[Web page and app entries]
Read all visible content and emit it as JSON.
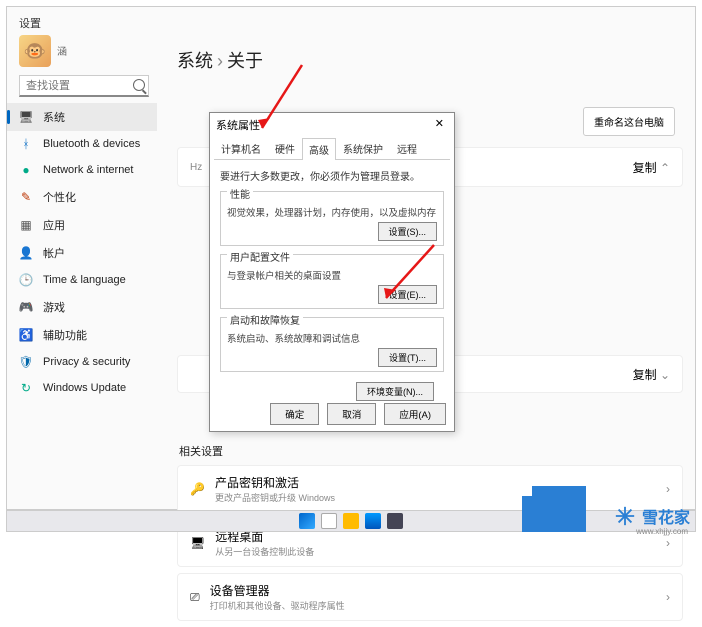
{
  "window": {
    "title": "设置",
    "username": "涵"
  },
  "search": {
    "placeholder": "查找设置"
  },
  "sidebar": {
    "items": [
      {
        "label": "系统",
        "icon": "🖥",
        "color": "#444"
      },
      {
        "label": "Bluetooth & devices",
        "icon": "ᚼ",
        "color": "#0067c0"
      },
      {
        "label": "Network & internet",
        "icon": "●",
        "color": "#0a8"
      },
      {
        "label": "个性化",
        "icon": "✎",
        "color": "#b30"
      },
      {
        "label": "应用",
        "icon": "▦",
        "color": "#555"
      },
      {
        "label": "帐户",
        "icon": "👤",
        "color": "#37b"
      },
      {
        "label": "Time & language",
        "icon": "🕒",
        "color": "#c60"
      },
      {
        "label": "游戏",
        "icon": "🎮",
        "color": "#3ac"
      },
      {
        "label": "辅助功能",
        "icon": "♿",
        "color": "#06a"
      },
      {
        "label": "Privacy & security",
        "icon": "🛡",
        "color": "#06a"
      },
      {
        "label": "Windows Update",
        "icon": "↻",
        "color": "#0a8"
      }
    ]
  },
  "breadcrumb": {
    "root": "系统",
    "current": "关于"
  },
  "actions": {
    "rename": "重命名这台电脑"
  },
  "cards": {
    "copy": "复制",
    "hz": "Hz",
    "related_title": "相关设置",
    "related": [
      {
        "title": "产品密钥和激活",
        "sub": "更改产品密钥或升级 Windows",
        "icon": "🔑"
      },
      {
        "title": "远程桌面",
        "sub": "从另一台设备控制此设备",
        "icon": "🖥"
      },
      {
        "title": "设备管理器",
        "sub": "打印机和其他设备、驱动程序属性",
        "icon": "⎚"
      }
    ]
  },
  "dialog": {
    "title": "系统属性",
    "tabs": [
      "计算机名",
      "硬件",
      "高级",
      "系统保护",
      "远程"
    ],
    "active_tab": 2,
    "note": "要进行大多数更改，你必须作为管理员登录。",
    "groups": [
      {
        "title": "性能",
        "body": "视觉效果，处理器计划，内存使用，以及虚拟内存",
        "button": "设置(S)..."
      },
      {
        "title": "用户配置文件",
        "body": "与登录帐户相关的桌面设置",
        "button": "设置(E)..."
      },
      {
        "title": "启动和故障恢复",
        "body": "系统启动、系统故障和调试信息",
        "button": "设置(T)..."
      }
    ],
    "env": "环境变量(N)...",
    "buttons": {
      "ok": "确定",
      "cancel": "取消",
      "apply": "应用(A)"
    },
    "close": "✕"
  },
  "watermark": {
    "text": "雪花家",
    "url": "www.xhjjy.com"
  }
}
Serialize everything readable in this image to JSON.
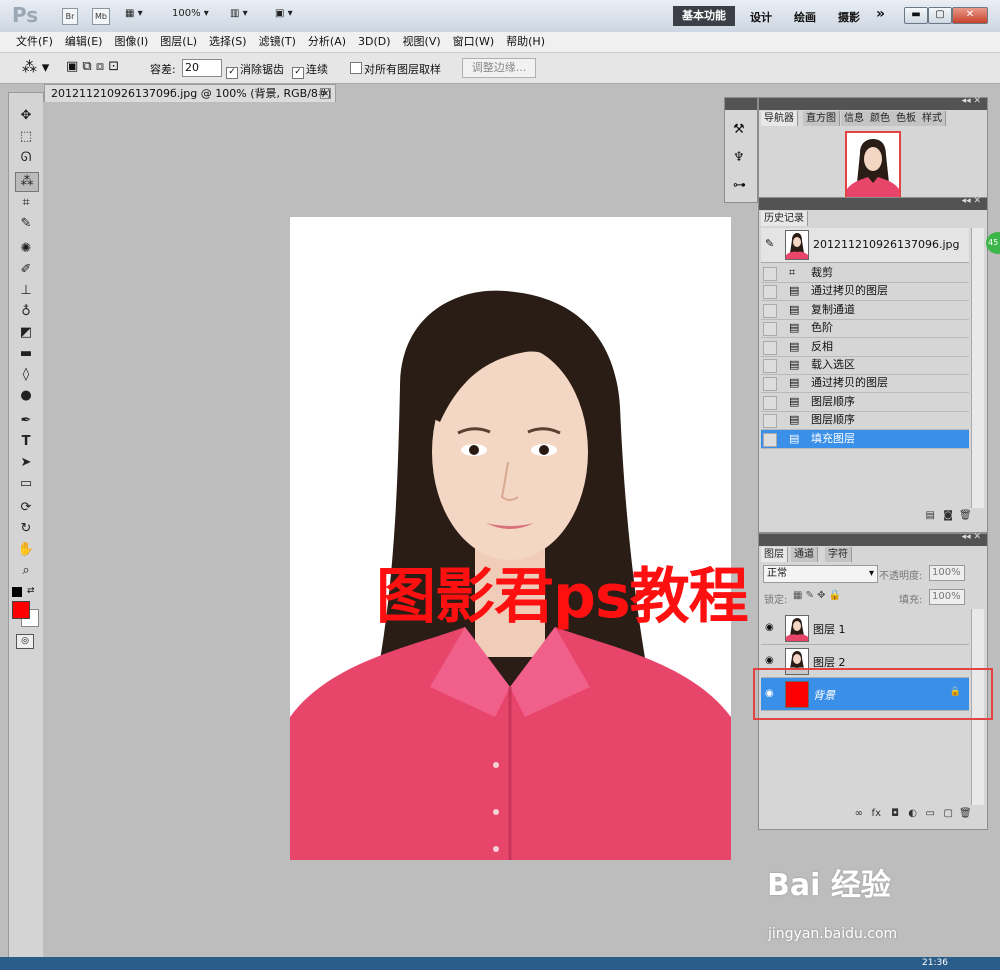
{
  "app": {
    "logo": "Ps",
    "bridge_label": "Br",
    "minibridge_label": "Mb",
    "zoom": "100%",
    "workspaces": [
      "基本功能",
      "设计",
      "绘画",
      "摄影"
    ],
    "more": "»"
  },
  "menu": [
    "文件(F)",
    "编辑(E)",
    "图像(I)",
    "图层(L)",
    "选择(S)",
    "滤镜(T)",
    "分析(A)",
    "3D(D)",
    "视图(V)",
    "窗口(W)",
    "帮助(H)"
  ],
  "options": {
    "tolerance_label": "容差:",
    "tolerance_value": "20",
    "antialias_label": "消除锯齿",
    "contiguous_label": "连续",
    "sample_all_label": "对所有图层取样",
    "refine_edge_label": "调整边缘..."
  },
  "document": {
    "tab_title": "20121121092613709б.jpg @ 100% (背景, RGB/8#) *",
    "watermark": "图影君ps教程"
  },
  "navigator": {
    "tabs": [
      "导航器",
      "直方图",
      "信息",
      "颜色",
      "色板",
      "样式"
    ]
  },
  "history": {
    "tab": "历史记录",
    "snapshot": "201211210926137096.jpg",
    "items": [
      "裁剪",
      "通过拷贝的图层",
      "复制通道",
      "色阶",
      "反相",
      "载入选区",
      "通过拷贝的图层",
      "图层顺序",
      "图层顺序",
      "填充图层"
    ],
    "selected_index": 9
  },
  "layers": {
    "tabs": [
      "图层",
      "通道",
      "字符"
    ],
    "blend_mode": "正常",
    "opacity_label": "不透明度:",
    "opacity_value": "100%",
    "lock_label": "锁定:",
    "fill_label": "填充:",
    "fill_value": "100%",
    "items": [
      {
        "name": "图层 1"
      },
      {
        "name": "图层 2"
      },
      {
        "name": "背景"
      }
    ],
    "selected_index": 2,
    "highlight_color": "#e24444"
  },
  "badge": "45",
  "baidu": {
    "logo": "Bai 经验",
    "url": "jingyan.baidu.com"
  },
  "clock": "21:36",
  "colors": {
    "foreground": "#ff0000",
    "background": "#ffffff",
    "selection": "#3a8fe8",
    "shirt": "#e8456a"
  }
}
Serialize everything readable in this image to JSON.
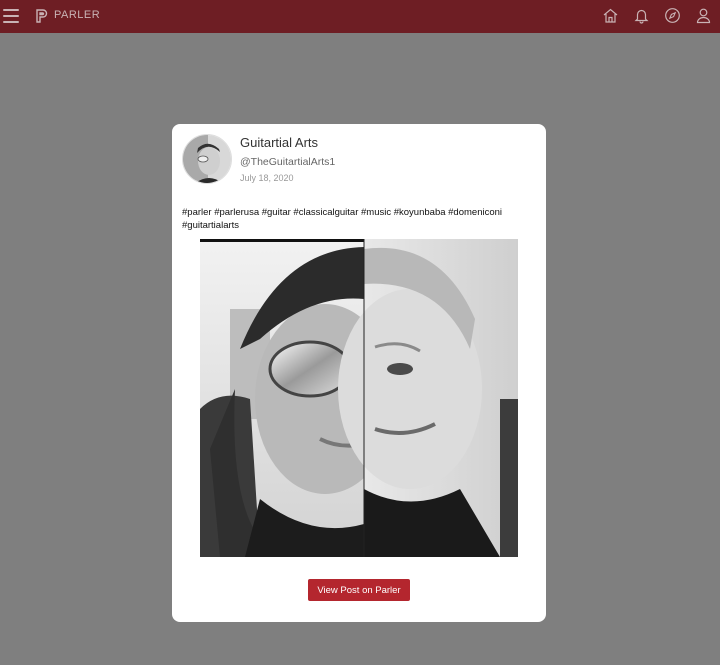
{
  "topbar": {
    "brand": "PARLER",
    "icons": [
      "menu-icon",
      "parler-logo-icon",
      "home-icon",
      "bell-icon",
      "compass-icon",
      "user-icon"
    ],
    "colors": {
      "bar": "#6e1e24",
      "iconTint": "#c9b3b5"
    }
  },
  "post": {
    "author_name": "Guitartial Arts",
    "handle": "@TheGuitartialArts1",
    "date": "July 18, 2020",
    "text": "#parler #parlerusa #guitar #classicalguitar #music #koyunbaba #domeniconi #guitartialarts",
    "button_label": "View Post on Parler",
    "colors": {
      "button": "#b4262e",
      "card": "#ffffff",
      "backdrop": "#7f7f7f"
    }
  }
}
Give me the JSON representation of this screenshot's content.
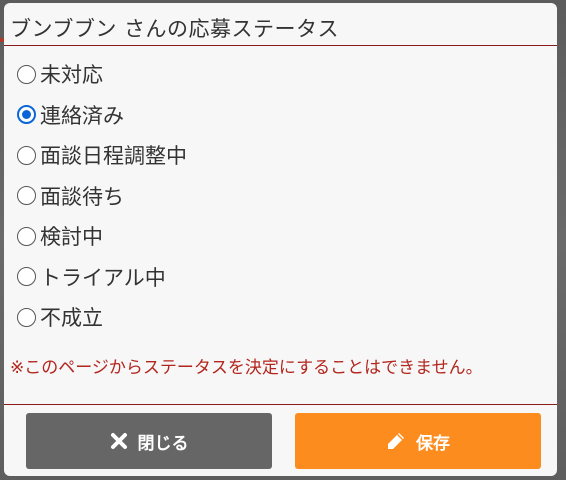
{
  "modal": {
    "title": "ブンブブン さんの応募ステータス",
    "status_options": [
      {
        "label": "未対応",
        "checked": false
      },
      {
        "label": "連絡済み",
        "checked": true
      },
      {
        "label": "面談日程調整中",
        "checked": false
      },
      {
        "label": "面談待ち",
        "checked": false
      },
      {
        "label": "検討中",
        "checked": false
      },
      {
        "label": "トライアル中",
        "checked": false
      },
      {
        "label": "不成立",
        "checked": false
      }
    ],
    "notice": "※このページからステータスを決定にすることはできません。",
    "buttons": {
      "close_label": "閉じる",
      "close_icon": "close-x-icon",
      "save_label": "保存",
      "save_icon": "pencil-icon"
    }
  },
  "colors": {
    "accent_red": "#b3261e",
    "divider": "#8b1a1a",
    "close_button": "#666666",
    "save_button": "#fb8c1d",
    "radio_checked": "#0a66d8"
  }
}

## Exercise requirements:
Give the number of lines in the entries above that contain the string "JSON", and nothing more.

## Result:
4